Various reports reveal high percentages of senior executives and employers listed lack of technical skills as a reason for struggling to fill important skilled trade positions. Companies across the board are experiencing the difficulty in hiring and retaining talent, proving to be a long lasting concern. To fill the skilled trade worker pool, something has to change. What can we do to shift perception?
Many workers in the skilled trades are earning average or above average wages, even compared to their diploma-holding counterparts. According to the U.S. Bureau of Labor Statistics’ estimates, some of the top paying roles are for construction managers, Rotary Drill Operator for the Oil and Gas Industry, and Boilermakers. More candid conversation surrounding the earning capabilities of those in the skilled trades could make a noticeable difference in interest levels of people preparing to enter the workforce.
Jobs in technology are flourishing as the world leans heavily into the digital space, but those graduating with a $250,000 degree in arts history or gender studies may find it more difficult to find jobs in today’s market. Useful skills necessary for the day-to-day functions of society— such as nursing, computer sciences, and construction—are in dire need. They also cost must less to gain training and education in the long term.
Inadequate access to training resources is another key issue, as well as lack of proper mentorship and apprenticeship. With much of the training in skilled trades proving to be as rigorous as an academic education, it’s vital for young workers or those interested in skilled labor to feel supported.

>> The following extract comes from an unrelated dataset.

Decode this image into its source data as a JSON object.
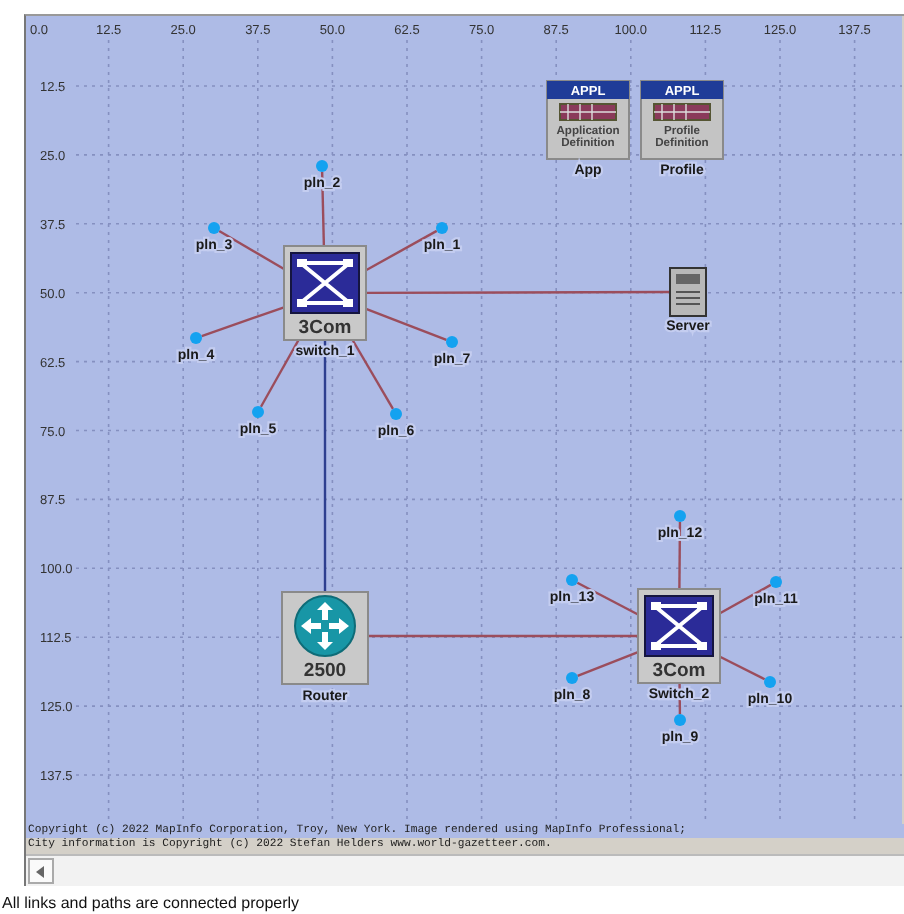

Industry stakeholders are telling established skilled trade professionals to invest in the success of their younger counterparts. Whether through one-on-one mentorship, support of group training programs, or offering structured apprenticeship, there is a widespread call for action to build up the reputation of skilled labor and the benefits of a career in a skilled trade.